Martine Mottet, professor of educational technology, and Julie-Christine Gagné, research professional at Laval University, provided interesting tools in their workshop to teach students how to use Google and Wikipedia effectively. In fact, when searching in Google, students often have difficulty finding sources and assessing their credibility or relevance. The Wikipedia site, for its part, is the one that is most often consulted by students. But, is it a reliable source? Should we forbid students to quote Wikipedia?
Search efficiently in Google
There may be several reasons why students cannot find what they are looking for in Google. First, most often, they do not use the right keywords, or use in insufficient number. Second, students do not use logical operators during their research. Students must therefore be taught to do their research taking these elements into account.
For example, thanks to Boolean operators, we can search for an exact expression and exclude or include certain expressions.

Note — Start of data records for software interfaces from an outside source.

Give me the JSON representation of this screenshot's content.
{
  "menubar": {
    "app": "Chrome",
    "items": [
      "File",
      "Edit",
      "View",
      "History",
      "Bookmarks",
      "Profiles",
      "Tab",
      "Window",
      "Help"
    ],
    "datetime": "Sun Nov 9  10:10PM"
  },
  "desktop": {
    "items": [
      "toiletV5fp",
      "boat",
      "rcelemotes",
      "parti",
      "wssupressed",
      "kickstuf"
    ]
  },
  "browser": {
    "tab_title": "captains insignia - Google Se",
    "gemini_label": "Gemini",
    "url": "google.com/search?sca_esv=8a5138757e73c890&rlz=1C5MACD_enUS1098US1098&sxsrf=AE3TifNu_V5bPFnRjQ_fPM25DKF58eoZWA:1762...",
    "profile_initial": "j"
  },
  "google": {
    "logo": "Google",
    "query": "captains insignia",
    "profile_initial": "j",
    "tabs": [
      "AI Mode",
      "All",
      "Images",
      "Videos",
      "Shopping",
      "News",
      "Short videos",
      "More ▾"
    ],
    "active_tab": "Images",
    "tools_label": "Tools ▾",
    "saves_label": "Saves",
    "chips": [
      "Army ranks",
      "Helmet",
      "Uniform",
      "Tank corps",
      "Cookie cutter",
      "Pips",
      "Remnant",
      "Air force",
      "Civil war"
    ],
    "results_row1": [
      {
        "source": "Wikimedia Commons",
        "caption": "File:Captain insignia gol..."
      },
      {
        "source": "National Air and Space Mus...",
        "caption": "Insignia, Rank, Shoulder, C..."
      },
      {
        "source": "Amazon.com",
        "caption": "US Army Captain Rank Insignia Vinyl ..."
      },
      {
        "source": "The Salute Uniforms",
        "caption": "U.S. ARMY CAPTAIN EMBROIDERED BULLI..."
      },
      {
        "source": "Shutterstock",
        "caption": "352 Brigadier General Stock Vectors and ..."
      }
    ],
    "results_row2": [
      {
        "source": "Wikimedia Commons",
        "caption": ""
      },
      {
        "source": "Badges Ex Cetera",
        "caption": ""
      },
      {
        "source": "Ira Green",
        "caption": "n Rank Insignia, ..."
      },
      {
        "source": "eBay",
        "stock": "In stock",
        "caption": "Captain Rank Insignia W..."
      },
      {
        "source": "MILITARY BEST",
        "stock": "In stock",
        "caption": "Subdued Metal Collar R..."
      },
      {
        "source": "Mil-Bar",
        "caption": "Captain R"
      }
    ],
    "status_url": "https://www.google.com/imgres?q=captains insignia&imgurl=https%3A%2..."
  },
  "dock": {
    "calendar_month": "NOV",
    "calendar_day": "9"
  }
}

To evaluate the sources, the facilitators suggest teaching the students to read a URL address and to decode the different parts to judge the credibility of the site. They also offer the 3Qpoc approach to rate a website.

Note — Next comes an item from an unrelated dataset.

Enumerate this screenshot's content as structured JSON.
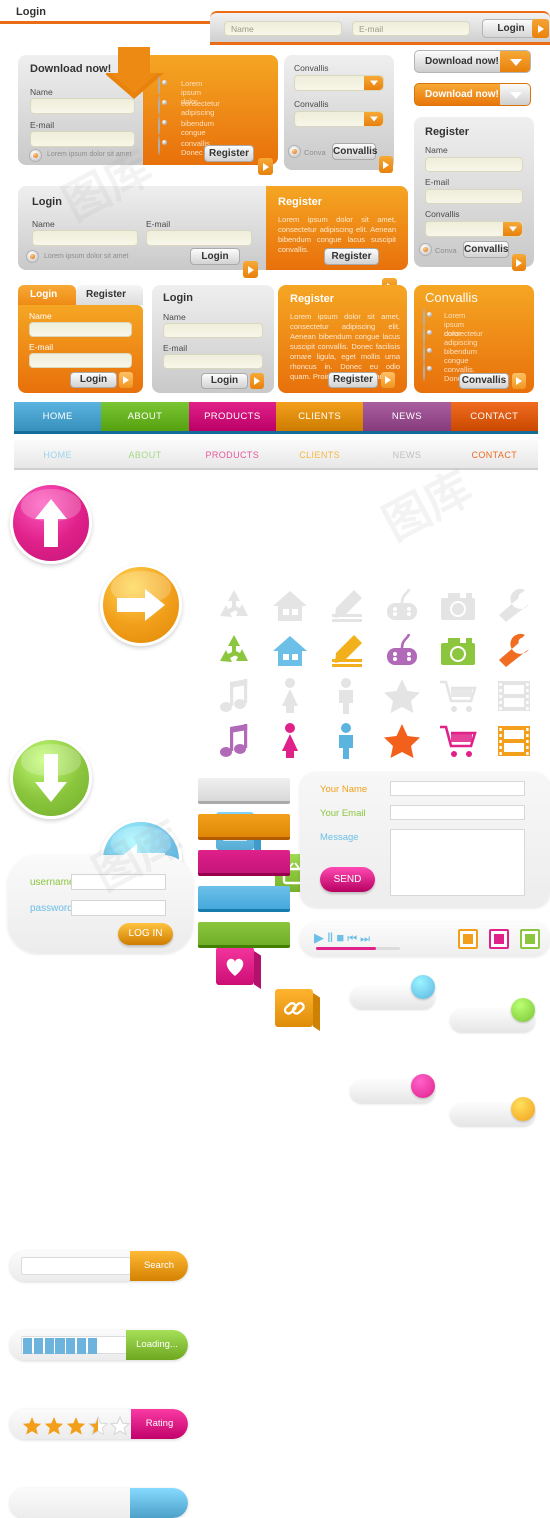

Can we trust Wikipedia?
In fact, 73 % teachers advise their students against using Wikipedia, but few of them use the tools offered by Wikipedia to check the credibility of articles. Moreover, Wikipedia is based on the principles of neutrality, reliability and verifiability. In addition, this site undeniably has several advantages: accessible, simple, rich in popularized information, presence of references and hyperlinks.
The fact remains that it also presents certain risks. The accuracy of the information is sometimes uncertain, the sources can be insufficient, the content is volatile and the expertise of the contributors, sometimes nebulous. So, can we trust Wikipedia? According to the facilitators, yes, but with vigilance. It is therefore a question of exercising the students' critical judgment by asking them to consider the following elements:
- Compare Wikipedia information with other sources;
- Read the warning banners that Wikipedia puts at the top of the article: they inform about the limits of the article concerned;
- Consult the "History" tab: it gives the list of authors and the history of modifications. The older the item, the more changes there have been, the more likely it is to be reliable.
All the resources presented by the facilitators (the research process, how to evaluate a source, the animation on the use of logical operators) can be found on the site. http://www.faireunerecherche.fse.ulaval.ca/. To consult!